And do you have any memorable story or anecdote that had an impact on you now as an artist?

The only thing that comes to mind right now is this funny story. I was in second grade and there was a play in my school, where the lead role was Elvis. I really wanted to play Elvis, but they wouldn’t allow me because I was a girl. I didn’t really care so I auditioned anyway, but I didn’t get the role.
That made me realise how stubborn I am because I just kept wanting to do it even though I was so strongly rejected and completely unable to do my dream role of playing Elvis.
I think that’s why I started directing and producing my own stuff, so I could be in my own films where I had more control. And then that kind of just kept going and I wanted to make my own things.



Do you feel like Berlin is having an impact on your work?

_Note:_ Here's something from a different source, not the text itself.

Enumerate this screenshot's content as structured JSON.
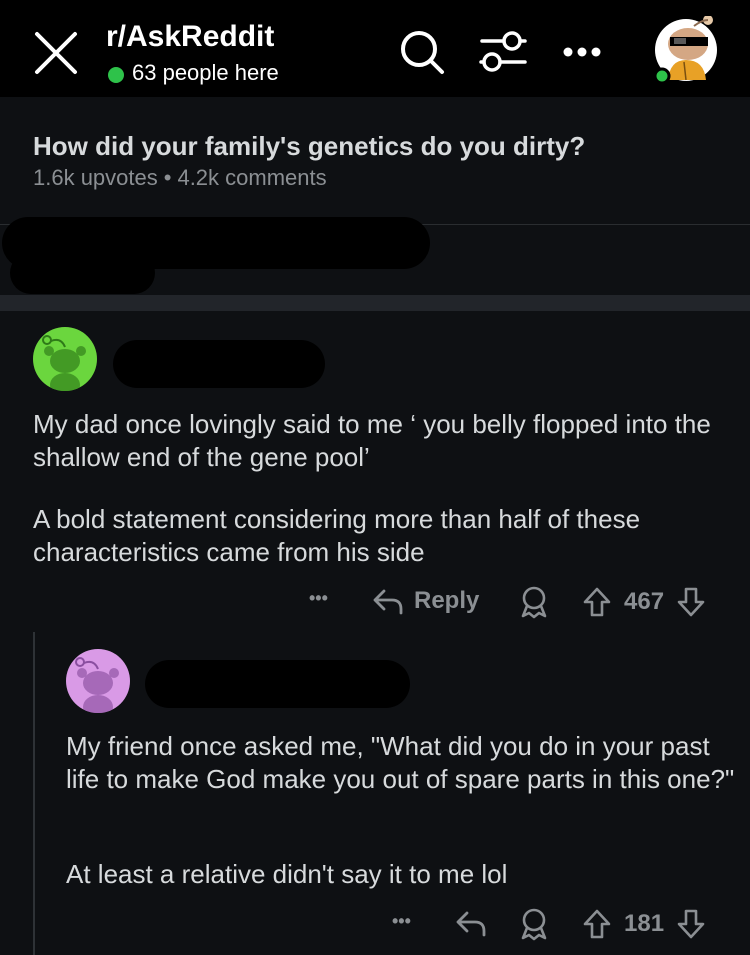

Of course, in Berlin there is just so much to do and so much to see. I also find that it is really hard to focus here, I want to go to everything and do all the stuff I can. There’s so much art that we’ve been seeing that it’s constantly making you think about your own practice and how you can evolve it or how you can take what you’ve seen and add it to your work.
So it’s kind of distracting because there’s too much to do and see, especially because I was born and raised in a very small town where there’s nothing to do. Basically, it’s hard to stay focused, but I’m getting lots of inspiration.

How is it impacting your work being a resident in Glogauair? How do you think other residents are influencing your work?

I think being at this artist residency has inspired my work because there are so many talented artists here who work really hard, which makes me want to work harder.
The project I am working on, that was my initial pitch. So I already came with that idea. And then as I talked to more people, I realised, oh my gosh, we’re all talking about our bodies a lot. And it seems like a lot of people are doing that. So I think it’s maybe just relevant to the times we are living in. I think there’s a lot of body positivity, but then it’s like, also it was the opposite way where plastic surgery is becoming really normalised. And it just feels like there’s a lot of body on the brain. So maybe that’s why we are all talking about the body.


And what are your plans afterwards?

Go home. Get back to work. I am doing post-production on a film that we shot this summer. So I need to go home and do that.